* [Problem to solve]:
All records should be written out again exactly.

* [Entries supplied]:

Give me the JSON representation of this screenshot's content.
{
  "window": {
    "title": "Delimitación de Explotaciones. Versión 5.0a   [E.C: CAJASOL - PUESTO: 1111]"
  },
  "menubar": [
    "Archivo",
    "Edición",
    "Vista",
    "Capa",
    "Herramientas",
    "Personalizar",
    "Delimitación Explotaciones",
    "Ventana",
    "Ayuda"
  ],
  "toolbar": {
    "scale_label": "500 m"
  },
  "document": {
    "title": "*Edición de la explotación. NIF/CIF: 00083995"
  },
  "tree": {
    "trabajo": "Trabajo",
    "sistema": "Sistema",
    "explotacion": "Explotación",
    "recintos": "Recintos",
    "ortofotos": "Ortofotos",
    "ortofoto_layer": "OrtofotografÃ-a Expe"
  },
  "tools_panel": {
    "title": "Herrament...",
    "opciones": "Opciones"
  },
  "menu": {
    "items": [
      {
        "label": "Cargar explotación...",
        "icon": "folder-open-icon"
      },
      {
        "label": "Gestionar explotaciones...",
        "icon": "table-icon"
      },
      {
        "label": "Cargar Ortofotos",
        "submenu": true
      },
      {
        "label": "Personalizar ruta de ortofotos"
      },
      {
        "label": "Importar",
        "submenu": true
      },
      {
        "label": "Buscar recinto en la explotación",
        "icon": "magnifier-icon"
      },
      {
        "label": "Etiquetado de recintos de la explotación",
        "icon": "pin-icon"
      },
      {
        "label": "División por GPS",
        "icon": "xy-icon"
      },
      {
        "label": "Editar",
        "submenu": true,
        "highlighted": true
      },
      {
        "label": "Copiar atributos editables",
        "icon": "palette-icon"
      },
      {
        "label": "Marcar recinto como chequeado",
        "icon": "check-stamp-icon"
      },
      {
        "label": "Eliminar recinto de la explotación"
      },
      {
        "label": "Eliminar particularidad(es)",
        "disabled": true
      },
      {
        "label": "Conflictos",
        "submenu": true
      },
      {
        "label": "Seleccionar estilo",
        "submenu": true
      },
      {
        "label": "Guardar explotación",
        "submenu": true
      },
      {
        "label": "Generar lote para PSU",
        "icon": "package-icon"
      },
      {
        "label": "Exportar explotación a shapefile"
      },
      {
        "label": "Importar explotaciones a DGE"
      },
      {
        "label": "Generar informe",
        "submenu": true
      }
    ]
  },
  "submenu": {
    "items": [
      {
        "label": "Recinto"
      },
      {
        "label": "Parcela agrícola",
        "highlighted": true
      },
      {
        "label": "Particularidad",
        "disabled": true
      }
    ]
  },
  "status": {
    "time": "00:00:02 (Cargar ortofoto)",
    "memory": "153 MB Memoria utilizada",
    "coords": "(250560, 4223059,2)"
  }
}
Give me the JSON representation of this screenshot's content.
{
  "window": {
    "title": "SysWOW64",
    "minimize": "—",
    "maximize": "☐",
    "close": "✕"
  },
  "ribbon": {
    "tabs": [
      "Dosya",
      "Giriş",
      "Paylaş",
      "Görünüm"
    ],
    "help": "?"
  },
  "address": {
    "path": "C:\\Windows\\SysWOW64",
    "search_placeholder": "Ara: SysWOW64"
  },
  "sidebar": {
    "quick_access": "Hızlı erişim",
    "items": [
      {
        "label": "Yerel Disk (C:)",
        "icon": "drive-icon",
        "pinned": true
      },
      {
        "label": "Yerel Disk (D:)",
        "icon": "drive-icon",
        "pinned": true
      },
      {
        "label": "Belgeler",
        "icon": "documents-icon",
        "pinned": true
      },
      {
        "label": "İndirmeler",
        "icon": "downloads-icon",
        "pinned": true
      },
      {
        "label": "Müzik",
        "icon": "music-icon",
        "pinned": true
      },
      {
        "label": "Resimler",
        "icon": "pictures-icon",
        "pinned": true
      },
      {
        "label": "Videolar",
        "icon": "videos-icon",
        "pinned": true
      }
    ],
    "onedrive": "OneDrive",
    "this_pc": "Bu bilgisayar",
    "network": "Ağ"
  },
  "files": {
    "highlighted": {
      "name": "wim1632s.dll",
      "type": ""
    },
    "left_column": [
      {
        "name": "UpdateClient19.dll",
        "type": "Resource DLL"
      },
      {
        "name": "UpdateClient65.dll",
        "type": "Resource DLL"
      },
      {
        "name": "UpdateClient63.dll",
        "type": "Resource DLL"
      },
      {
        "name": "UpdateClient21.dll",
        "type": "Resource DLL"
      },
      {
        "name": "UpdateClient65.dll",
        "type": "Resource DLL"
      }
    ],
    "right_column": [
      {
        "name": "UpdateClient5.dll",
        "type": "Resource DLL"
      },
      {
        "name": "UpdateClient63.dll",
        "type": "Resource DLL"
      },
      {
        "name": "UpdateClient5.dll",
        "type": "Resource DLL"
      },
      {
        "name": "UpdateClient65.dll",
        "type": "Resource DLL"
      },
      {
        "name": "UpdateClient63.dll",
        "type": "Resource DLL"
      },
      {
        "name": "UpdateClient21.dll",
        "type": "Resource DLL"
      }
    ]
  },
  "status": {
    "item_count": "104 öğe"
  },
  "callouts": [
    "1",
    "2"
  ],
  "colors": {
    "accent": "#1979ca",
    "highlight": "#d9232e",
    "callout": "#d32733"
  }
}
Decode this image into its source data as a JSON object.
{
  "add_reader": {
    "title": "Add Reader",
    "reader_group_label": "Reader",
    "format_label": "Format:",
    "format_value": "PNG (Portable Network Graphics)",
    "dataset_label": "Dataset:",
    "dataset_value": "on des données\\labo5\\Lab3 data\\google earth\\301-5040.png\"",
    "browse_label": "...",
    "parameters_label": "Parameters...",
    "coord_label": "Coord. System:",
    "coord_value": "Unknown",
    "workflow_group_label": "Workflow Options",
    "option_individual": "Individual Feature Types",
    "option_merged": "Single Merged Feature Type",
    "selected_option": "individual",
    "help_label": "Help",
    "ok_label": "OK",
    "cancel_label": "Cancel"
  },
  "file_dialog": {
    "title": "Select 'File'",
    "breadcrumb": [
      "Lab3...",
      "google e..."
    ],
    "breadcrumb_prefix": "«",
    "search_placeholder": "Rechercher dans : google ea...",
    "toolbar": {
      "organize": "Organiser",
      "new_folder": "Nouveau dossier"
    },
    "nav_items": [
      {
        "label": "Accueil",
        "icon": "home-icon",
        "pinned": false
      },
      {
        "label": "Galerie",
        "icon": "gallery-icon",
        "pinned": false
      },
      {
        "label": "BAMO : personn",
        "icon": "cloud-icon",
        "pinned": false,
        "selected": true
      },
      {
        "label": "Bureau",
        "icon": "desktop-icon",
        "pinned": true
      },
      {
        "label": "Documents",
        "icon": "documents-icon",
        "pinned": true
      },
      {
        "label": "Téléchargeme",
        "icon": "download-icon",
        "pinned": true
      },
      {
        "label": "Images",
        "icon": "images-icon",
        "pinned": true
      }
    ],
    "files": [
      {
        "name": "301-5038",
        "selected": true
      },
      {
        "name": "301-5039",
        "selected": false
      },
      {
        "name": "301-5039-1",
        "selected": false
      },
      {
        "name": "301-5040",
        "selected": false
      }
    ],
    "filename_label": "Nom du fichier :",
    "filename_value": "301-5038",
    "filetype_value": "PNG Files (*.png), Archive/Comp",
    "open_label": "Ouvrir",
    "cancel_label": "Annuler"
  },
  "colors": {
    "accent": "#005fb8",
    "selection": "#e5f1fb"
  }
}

* [Response area]:
Give me the JSON representation of this screenshot's content.
{
  "window": {
    "title": "Delimitación de Explotaciones. Versión 5.0a   [E.C: CAJASOL - PUESTO: 1111]"
  },
  "menubar": [
    "Archivo",
    "Edición",
    "Vista",
    "Capa",
    "Herramientas",
    "Personalizar",
    "Delimitación Explotaciones",
    "Ventana",
    "Ayuda"
  ],
  "toolbar": {
    "scale_label": "500 m"
  },
  "document": {
    "title": "*Edición de la explotación. NIF/CIF: 00083995"
  },
  "tree": {
    "trabajo": "Trabajo",
    "sistema": "Sistema",
    "explotacion": "Explotación",
    "recintos": "Recintos",
    "ortofotos": "Ortofotos",
    "ortofoto_layer": "OrtofotografÃ-a Expe"
  },
  "tools_panel": {
    "title": "Herrament...",
    "opciones": "Opciones"
  },
  "menu": {
    "items": [
      {
        "label": "Cargar explotación...",
        "icon": "folder-open-icon"
      },
      {
        "label": "Gestionar explotaciones...",
        "icon": "table-icon"
      },
      {
        "label": "Cargar Ortofotos",
        "submenu": true
      },
      {
        "label": "Personalizar ruta de ortofotos"
      },
      {
        "label": "Importar",
        "submenu": true
      },
      {
        "label": "Buscar recinto en la explotación",
        "icon": "magnifier-icon"
      },
      {
        "label": "Etiquetado de recintos de la explotación",
        "icon": "pin-icon"
      },
      {
        "label": "División por GPS",
        "icon": "xy-icon"
      },
      {
        "label": "Editar",
        "submenu": true,
        "highlighted": true
      },
      {
        "label": "Copiar atributos editables",
        "icon": "palette-icon"
      },
      {
        "label": "Marcar recinto como chequeado",
        "icon": "check-stamp-icon"
      },
      {
        "label": "Eliminar recinto de la explotación"
      },
      {
        "label": "Eliminar particularidad(es)",
        "disabled": true
      },
      {
        "label": "Conflictos",
        "submenu": true
      },
      {
        "label": "Seleccionar estilo",
        "submenu": true
      },
      {
        "label": "Guardar explotación",
        "submenu": true
      },
      {
        "label": "Generar lote para PSU",
        "icon": "package-icon"
      },
      {
        "label": "Exportar explotación a shapefile"
      },
      {
        "label": "Importar explotaciones a DGE"
      },
      {
        "label": "Generar informe",
        "submenu": true
      }
    ]
  },
  "submenu": {
    "items": [
      {
        "label": "Recinto"
      },
      {
        "label": "Parcela agrícola",
        "highlighted": true
      },
      {
        "label": "Particularidad",
        "disabled": true
      }
    ]
  },
  "status": {
    "time": "00:00:02 (Cargar ortofoto)",
    "memory": "153 MB Memoria utilizada",
    "coords": "(250560, 4223059,2)"
  }
}
Give me the JSON representation of this screenshot's content.
{
  "window": {
    "title": "SysWOW64",
    "minimize": "—",
    "maximize": "☐",
    "close": "✕"
  },
  "ribbon": {
    "tabs": [
      "Dosya",
      "Giriş",
      "Paylaş",
      "Görünüm"
    ],
    "help": "?"
  },
  "address": {
    "path": "C:\\Windows\\SysWOW64",
    "search_placeholder": "Ara: SysWOW64"
  },
  "sidebar": {
    "quick_access": "Hızlı erişim",
    "items": [
      {
        "label": "Yerel Disk (C:)",
        "icon": "drive-icon",
        "pinned": true
      },
      {
        "label": "Yerel Disk (D:)",
        "icon": "drive-icon",
        "pinned": true
      },
      {
        "label": "Belgeler",
        "icon": "documents-icon",
        "pinned": true
      },
      {
        "label": "İndirmeler",
        "icon": "downloads-icon",
        "pinned": true
      },
      {
        "label": "Müzik",
        "icon": "music-icon",
        "pinned": true
      },
      {
        "label": "Resimler",
        "icon": "pictures-icon",
        "pinned": true
      },
      {
        "label": "Videolar",
        "icon": "videos-icon",
        "pinned": true
      }
    ],
    "onedrive": "OneDrive",
    "this_pc": "Bu bilgisayar",
    "network": "Ağ"
  },
  "files": {
    "highlighted": {
      "name": "wim1632s.dll",
      "type": ""
    },
    "left_column": [
      {
        "name": "UpdateClient19.dll",
        "type": "Resource DLL"
      },
      {
        "name": "UpdateClient65.dll",
        "type": "Resource DLL"
      },
      {
        "name": "UpdateClient63.dll",
        "type": "Resource DLL"
      },
      {
        "name": "UpdateClient21.dll",
        "type": "Resource DLL"
      },
      {
        "name": "UpdateClient65.dll",
        "type": "Resource DLL"
      }
    ],
    "right_column": [
      {
        "name": "UpdateClient5.dll",
        "type": "Resource DLL"
      },
      {
        "name": "UpdateClient63.dll",
        "type": "Resource DLL"
      },
      {
        "name": "UpdateClient5.dll",
        "type": "Resource DLL"
      },
      {
        "name": "UpdateClient65.dll",
        "type": "Resource DLL"
      },
      {
        "name": "UpdateClient63.dll",
        "type": "Resource DLL"
      },
      {
        "name": "UpdateClient21.dll",
        "type": "Resource DLL"
      }
    ]
  },
  "status": {
    "item_count": "104 öğe"
  },
  "callouts": [
    "1",
    "2"
  ],
  "colors": {
    "accent": "#1979ca",
    "highlight": "#d9232e",
    "callout": "#d32733"
  }
}
Decode this image into its source data as a JSON object.
{
  "add_reader": {
    "title": "Add Reader",
    "reader_group_label": "Reader",
    "format_label": "Format:",
    "format_value": "PNG (Portable Network Graphics)",
    "dataset_label": "Dataset:",
    "dataset_value": "on des données\\labo5\\Lab3 data\\google earth\\301-5040.png\"",
    "browse_label": "...",
    "parameters_label": "Parameters...",
    "coord_label": "Coord. System:",
    "coord_value": "Unknown",
    "workflow_group_label": "Workflow Options",
    "option_individual": "Individual Feature Types",
    "option_merged": "Single Merged Feature Type",
    "selected_option": "individual",
    "help_label": "Help",
    "ok_label": "OK",
    "cancel_label": "Cancel"
  },
  "file_dialog": {
    "title": "Select 'File'",
    "breadcrumb": [
      "Lab3...",
      "google e..."
    ],
    "breadcrumb_prefix": "«",
    "search_placeholder": "Rechercher dans : google ea...",
    "toolbar": {
      "organize": "Organiser",
      "new_folder": "Nouveau dossier"
    },
    "nav_items": [
      {
        "label": "Accueil",
        "icon": "home-icon",
        "pinned": false
      },
      {
        "label": "Galerie",
        "icon": "gallery-icon",
        "pinned": false
      },
      {
        "label": "BAMO : personn",
        "icon": "cloud-icon",
        "pinned": false,
        "selected": true
      },
      {
        "label": "Bureau",
        "icon": "desktop-icon",
        "pinned": true
      },
      {
        "label": "Documents",
        "icon": "documents-icon",
        "pinned": true
      },
      {
        "label": "Téléchargeme",
        "icon": "download-icon",
        "pinned": true
      },
      {
        "label": "Images",
        "icon": "images-icon",
        "pinned": true
      }
    ],
    "files": [
      {
        "name": "301-5038",
        "selected": true
      },
      {
        "name": "301-5039",
        "selected": false
      },
      {
        "name": "301-5039-1",
        "selected": false
      },
      {
        "name": "301-5040",
        "selected": false
      }
    ],
    "filename_label": "Nom du fichier :",
    "filename_value": "301-5038",
    "filetype_value": "PNG Files (*.png), Archive/Comp",
    "open_label": "Ouvrir",
    "cancel_label": "Annuler"
  },
  "colors": {
    "accent": "#005fb8",
    "selection": "#e5f1fb"
  }
}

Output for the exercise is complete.